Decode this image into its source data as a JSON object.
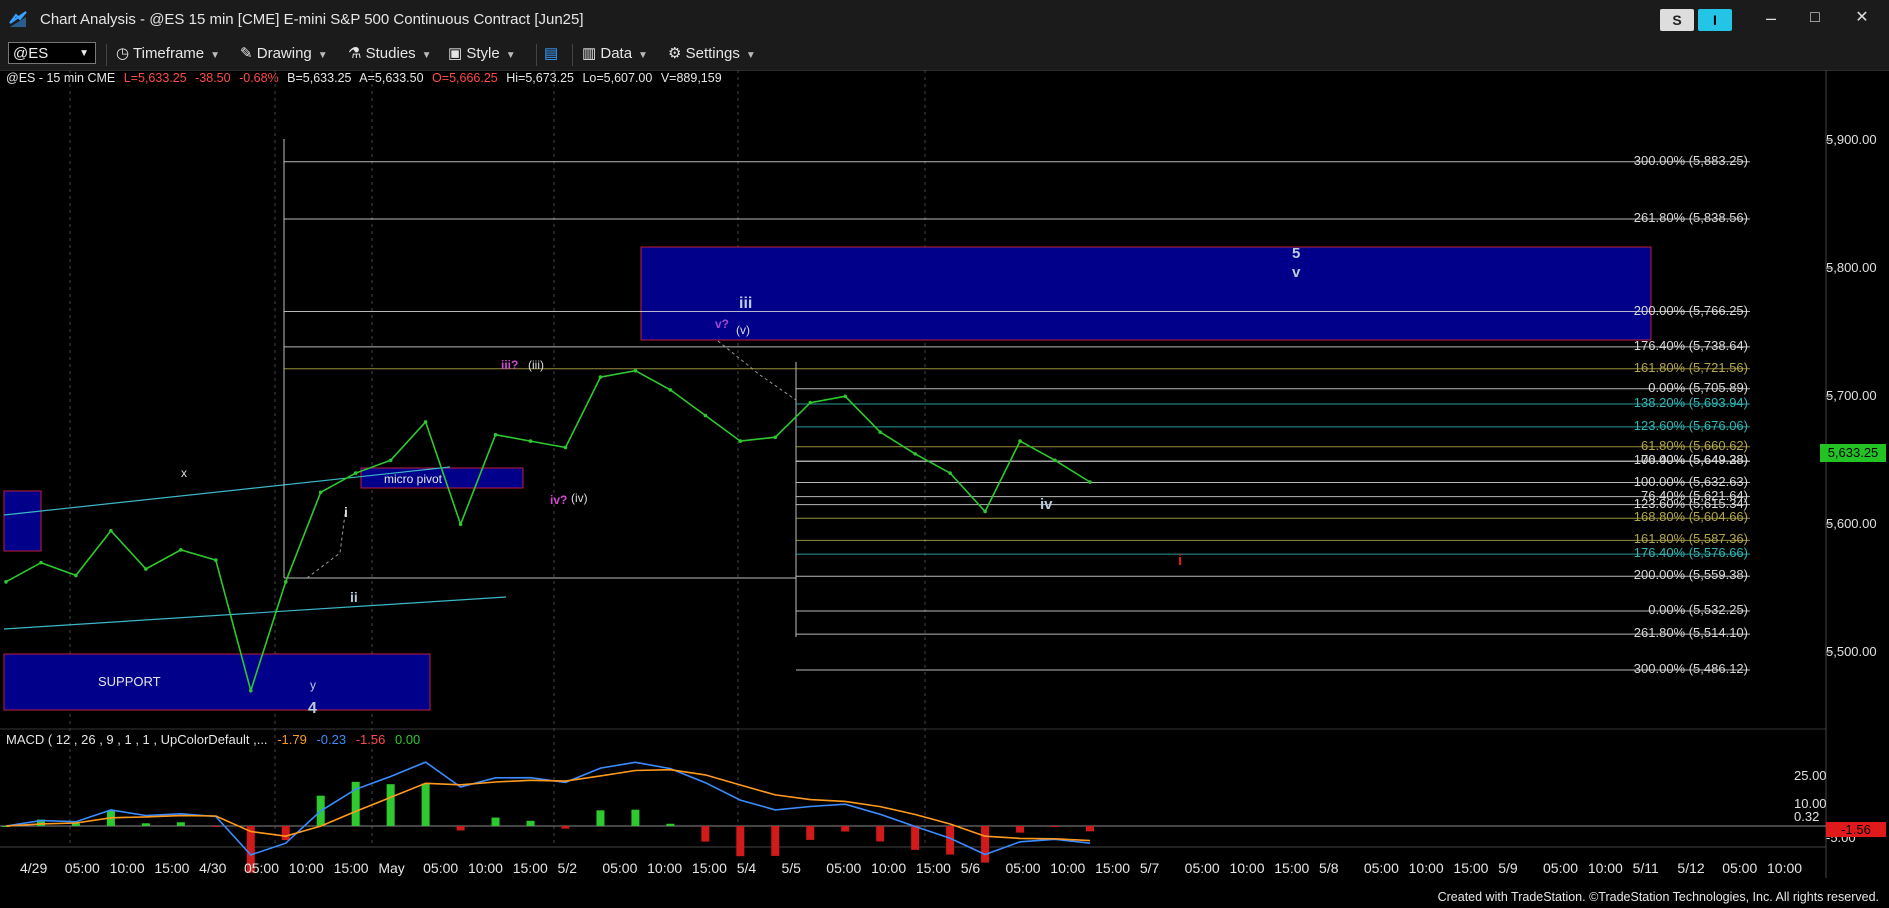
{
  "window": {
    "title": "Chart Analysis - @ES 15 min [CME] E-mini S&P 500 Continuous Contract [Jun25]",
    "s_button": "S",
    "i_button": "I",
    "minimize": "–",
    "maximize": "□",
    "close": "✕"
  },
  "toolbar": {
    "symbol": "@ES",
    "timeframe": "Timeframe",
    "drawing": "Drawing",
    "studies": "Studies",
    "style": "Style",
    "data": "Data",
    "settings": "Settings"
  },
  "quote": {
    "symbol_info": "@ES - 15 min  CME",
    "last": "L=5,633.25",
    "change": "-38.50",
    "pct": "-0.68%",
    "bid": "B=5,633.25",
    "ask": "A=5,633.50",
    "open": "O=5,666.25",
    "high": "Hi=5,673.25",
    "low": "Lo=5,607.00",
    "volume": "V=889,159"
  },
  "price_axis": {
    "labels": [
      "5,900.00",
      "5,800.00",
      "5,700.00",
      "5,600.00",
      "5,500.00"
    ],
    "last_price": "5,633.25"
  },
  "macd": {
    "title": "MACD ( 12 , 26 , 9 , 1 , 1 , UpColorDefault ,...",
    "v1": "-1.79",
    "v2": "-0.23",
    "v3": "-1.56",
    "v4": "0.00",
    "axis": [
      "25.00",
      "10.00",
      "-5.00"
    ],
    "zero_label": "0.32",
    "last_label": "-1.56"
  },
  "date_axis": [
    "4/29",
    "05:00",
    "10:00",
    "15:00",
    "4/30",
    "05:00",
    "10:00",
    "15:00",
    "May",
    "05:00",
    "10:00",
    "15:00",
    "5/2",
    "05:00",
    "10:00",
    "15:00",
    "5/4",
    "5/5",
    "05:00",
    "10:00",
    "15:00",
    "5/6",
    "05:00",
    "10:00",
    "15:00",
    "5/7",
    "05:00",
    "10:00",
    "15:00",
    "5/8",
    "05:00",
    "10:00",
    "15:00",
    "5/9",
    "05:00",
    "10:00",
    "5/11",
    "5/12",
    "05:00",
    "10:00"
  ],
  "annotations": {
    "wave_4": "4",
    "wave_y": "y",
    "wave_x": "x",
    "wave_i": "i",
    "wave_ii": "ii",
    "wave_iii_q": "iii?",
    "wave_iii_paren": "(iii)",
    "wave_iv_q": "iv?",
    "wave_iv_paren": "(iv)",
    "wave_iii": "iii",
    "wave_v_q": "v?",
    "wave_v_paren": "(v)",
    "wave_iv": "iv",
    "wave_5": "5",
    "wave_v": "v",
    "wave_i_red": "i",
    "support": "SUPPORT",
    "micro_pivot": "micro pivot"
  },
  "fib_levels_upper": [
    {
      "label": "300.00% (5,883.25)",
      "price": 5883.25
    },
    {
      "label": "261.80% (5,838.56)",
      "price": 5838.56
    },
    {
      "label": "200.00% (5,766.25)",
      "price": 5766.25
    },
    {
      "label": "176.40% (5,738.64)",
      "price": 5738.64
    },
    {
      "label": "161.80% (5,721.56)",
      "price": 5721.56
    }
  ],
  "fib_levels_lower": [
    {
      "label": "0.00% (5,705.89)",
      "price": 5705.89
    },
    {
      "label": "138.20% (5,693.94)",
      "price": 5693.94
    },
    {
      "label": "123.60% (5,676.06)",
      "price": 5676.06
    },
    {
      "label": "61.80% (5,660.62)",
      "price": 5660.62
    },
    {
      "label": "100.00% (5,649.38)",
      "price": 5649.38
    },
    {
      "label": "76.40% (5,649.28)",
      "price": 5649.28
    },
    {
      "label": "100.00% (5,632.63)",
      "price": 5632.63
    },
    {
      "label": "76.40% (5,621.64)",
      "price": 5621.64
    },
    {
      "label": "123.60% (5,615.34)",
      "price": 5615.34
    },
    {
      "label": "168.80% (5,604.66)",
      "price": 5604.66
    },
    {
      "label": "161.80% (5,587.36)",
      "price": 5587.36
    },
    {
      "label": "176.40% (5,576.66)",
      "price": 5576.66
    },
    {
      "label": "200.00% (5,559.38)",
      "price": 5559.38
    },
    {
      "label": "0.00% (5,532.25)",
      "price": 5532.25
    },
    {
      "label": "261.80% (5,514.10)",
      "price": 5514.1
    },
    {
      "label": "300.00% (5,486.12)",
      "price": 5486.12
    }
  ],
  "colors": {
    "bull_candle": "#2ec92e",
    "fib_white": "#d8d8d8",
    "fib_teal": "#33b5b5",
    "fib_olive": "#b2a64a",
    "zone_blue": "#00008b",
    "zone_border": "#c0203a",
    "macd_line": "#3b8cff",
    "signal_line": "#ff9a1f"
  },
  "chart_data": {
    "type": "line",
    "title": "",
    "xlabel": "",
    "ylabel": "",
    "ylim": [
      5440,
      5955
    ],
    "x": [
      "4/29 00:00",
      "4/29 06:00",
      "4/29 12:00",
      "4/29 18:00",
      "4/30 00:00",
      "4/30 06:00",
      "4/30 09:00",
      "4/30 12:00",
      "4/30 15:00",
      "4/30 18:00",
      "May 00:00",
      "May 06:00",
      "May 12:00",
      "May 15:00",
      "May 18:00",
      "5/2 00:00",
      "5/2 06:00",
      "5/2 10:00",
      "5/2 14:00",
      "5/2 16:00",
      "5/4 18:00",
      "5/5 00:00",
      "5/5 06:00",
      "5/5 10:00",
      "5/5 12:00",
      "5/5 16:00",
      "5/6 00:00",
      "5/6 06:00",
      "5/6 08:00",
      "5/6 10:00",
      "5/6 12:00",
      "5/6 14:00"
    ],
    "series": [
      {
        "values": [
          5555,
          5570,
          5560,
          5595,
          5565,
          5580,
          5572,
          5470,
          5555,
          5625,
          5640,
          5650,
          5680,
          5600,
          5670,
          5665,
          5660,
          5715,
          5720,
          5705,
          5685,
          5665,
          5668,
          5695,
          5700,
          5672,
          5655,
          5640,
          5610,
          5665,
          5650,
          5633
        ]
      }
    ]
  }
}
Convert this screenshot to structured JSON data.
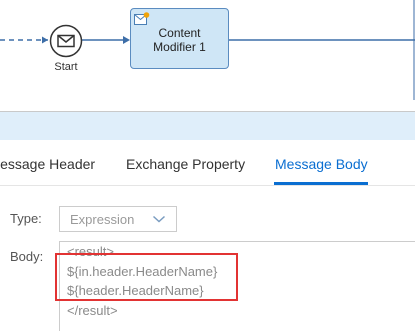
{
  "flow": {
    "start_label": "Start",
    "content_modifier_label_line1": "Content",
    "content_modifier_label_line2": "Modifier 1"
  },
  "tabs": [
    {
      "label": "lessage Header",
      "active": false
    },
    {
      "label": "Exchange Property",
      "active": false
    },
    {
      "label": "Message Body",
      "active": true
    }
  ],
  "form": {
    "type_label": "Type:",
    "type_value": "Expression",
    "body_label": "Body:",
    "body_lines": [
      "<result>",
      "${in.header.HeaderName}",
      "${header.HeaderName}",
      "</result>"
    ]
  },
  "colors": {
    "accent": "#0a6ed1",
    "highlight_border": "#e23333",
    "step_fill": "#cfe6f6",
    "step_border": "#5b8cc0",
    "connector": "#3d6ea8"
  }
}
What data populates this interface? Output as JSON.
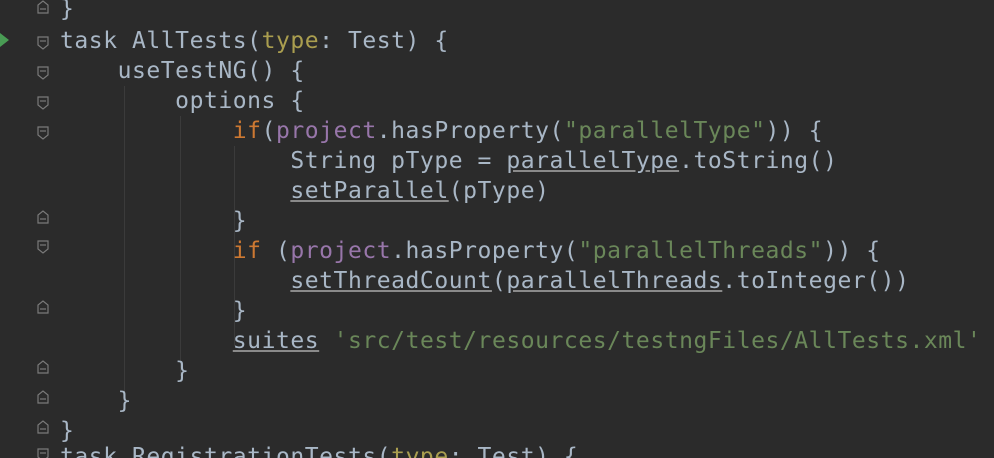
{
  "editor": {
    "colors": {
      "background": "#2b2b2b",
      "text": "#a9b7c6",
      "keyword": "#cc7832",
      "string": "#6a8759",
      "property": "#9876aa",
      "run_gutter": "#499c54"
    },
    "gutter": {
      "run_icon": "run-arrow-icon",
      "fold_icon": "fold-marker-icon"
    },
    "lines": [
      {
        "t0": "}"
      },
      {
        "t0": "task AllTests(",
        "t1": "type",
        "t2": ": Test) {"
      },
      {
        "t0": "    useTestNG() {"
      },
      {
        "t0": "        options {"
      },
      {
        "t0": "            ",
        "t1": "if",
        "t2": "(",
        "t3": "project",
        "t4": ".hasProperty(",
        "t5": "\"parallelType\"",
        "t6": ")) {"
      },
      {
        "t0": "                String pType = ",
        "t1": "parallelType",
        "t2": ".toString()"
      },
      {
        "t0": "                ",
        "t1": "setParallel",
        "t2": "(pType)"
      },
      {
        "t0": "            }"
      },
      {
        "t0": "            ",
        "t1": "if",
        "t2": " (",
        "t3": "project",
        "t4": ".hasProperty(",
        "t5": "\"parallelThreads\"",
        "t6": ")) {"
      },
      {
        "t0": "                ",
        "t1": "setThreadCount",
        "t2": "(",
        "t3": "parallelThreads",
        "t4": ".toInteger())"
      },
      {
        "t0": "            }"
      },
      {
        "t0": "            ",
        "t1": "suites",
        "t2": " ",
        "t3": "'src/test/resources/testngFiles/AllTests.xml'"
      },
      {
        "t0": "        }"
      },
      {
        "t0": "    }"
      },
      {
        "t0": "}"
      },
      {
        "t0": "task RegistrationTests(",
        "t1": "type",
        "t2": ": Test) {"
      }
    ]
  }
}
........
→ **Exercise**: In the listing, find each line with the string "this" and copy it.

→ **Answer space**:
Decode this image into its source data as a JSON object.
Convert this screenshot to structured JSON data.
What data populates this interface? Output as JSON.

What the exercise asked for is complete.